Weintraub, however, attached a completely different headline to the updated version, noting that it was actually the commercial Haredi press that "destroys everything." In his letter, Weintraub said: "Recently two yeshiva students came to me to speak about moral affairs and the month of Elul in our generation, and I had no idea what was hiding behind their 'rabbinical manner.' I spoke with them in all innocence, unaware in advance that they were among those who distribute an infamous weekly to the public. They put the remarks into a paper called 'Bakehila,' which has a bad name and which has caused many heads to roll, and continues to possess such intentions, Heaven forbid! Putting my remarks inside this defiled weekly served them as an authorization of the importance of the abovementioned weekly, and thus the pig was able to remove its hooves and to declare that it had been purified." And the letter continued: "It should be made clear and simple to anyone who reads weeklies of this type that he is playing with his entire future in the next world, whether by the distortion of Torah wisdom or by insulting the honor of learned sages." The rabbi called for a boycott of the journalists who work for Bakehila and noted: "Even though our words are directed at one specific weekly, I declare that the remarks relate to all those newspapers distributed every single week whose management is not placed in the hands of the great scholars of our generation, may they live long. And the individual will bear testimony for the entire public."

Who was really alarmed?
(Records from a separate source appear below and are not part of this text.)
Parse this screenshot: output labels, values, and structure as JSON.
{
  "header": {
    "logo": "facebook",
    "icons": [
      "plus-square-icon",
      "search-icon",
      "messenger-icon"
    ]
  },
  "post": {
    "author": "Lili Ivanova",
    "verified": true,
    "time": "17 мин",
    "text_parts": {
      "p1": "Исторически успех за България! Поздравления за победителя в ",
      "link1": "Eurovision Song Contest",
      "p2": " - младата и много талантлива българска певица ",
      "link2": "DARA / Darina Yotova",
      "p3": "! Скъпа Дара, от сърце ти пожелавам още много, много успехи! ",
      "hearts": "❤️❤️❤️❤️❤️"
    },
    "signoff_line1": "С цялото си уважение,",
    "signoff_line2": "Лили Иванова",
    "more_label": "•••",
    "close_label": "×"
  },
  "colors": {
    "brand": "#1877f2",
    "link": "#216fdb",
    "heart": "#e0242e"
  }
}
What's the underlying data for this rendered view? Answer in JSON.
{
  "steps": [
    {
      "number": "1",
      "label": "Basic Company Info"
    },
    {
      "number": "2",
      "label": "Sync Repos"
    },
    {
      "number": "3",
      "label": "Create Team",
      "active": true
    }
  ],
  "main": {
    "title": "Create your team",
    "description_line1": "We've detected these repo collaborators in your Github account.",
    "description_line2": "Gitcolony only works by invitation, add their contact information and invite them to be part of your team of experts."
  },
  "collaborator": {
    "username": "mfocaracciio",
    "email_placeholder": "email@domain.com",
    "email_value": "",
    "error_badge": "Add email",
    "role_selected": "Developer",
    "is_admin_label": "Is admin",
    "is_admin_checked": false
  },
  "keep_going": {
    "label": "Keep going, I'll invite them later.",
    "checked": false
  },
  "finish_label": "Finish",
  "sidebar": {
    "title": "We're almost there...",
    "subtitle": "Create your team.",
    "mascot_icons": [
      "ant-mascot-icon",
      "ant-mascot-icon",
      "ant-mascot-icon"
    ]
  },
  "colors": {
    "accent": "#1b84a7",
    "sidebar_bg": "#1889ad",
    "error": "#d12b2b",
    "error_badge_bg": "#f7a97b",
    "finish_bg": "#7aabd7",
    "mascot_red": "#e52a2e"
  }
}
It is clear to every reader of the ultra-Orthodox press that it was not only Rabbi Weintraub who was alarmed when he saw the interview with him in Bakehila, but rather, and especially, the editors and managers of the political press. In the two decades of their existence, the commercial Haredi newspapers have grown at a dizzying speed, and they regularly take a big bite out of the influence wielded by the party-backed papers on the religious public. This finds expression not only in the media surveys carried out by the TGI company, which place the weeklies Mishpacha and Bakehila ahead of both Yated Ne'eman and Hamodi'a, but also in interviews such as that with Weintraub.

What is particularly disturbing to the people who run the political press is that rabbis of the first order prefer to express their thoughts in papers that are considered unworthy. In the past, Agudat Yisrael prohibited storekeepers from selling Mishpacha, which was the first independent Haredi newspaper, founded in 1987. In the past few years, the party organs, in particular Yated Ne'eman, have been satisfied with carrying out an all-out war via letters and virulent editorials attacking "the weeklies" that are published far away from the influence of the rabbis (even though they also have their own spiritual committees).

The publisher of Bakehila, Dudi Silberschlag, prefers not to get into an argument with Weintraub. "A learned scholar is always correct," he says, adding however that the rabbi was well aware that he was being interviewed by "a weekly" and that the paper has a recording of the interview that can prove this. But when he speaks about the political organs that published the rabbi's letter, and according to him actually composed it on Weintraub's behalf, Silberschlag removes the gloves. He describes the letter as "the crazy phrases of someone with hallucinations, someone who is not living in reality. In the interview that we published, Rabbi Weintraub is portrayed as a righteous man. In Yated and Hamodi'a, he is seen as a villain. "The real story here," Silberschlag adds, "is about the party faithful. They see how Mispacha and Bakehila are growing, and passing the establishment papers in circulation and in their slice of the advertising, and the influence they have on Haredi public opinion. The main issue is their influence. Once upon a time, the weeklies were just a mere little brother who could be ignored - and I'm not just talking about us, but also about Mishpacha. But today it's the weeklies that are in the role of the big brother, and that is what is frightening the party bigwigs. So what we see is dark envy on the part of people who want to keep mouths shut."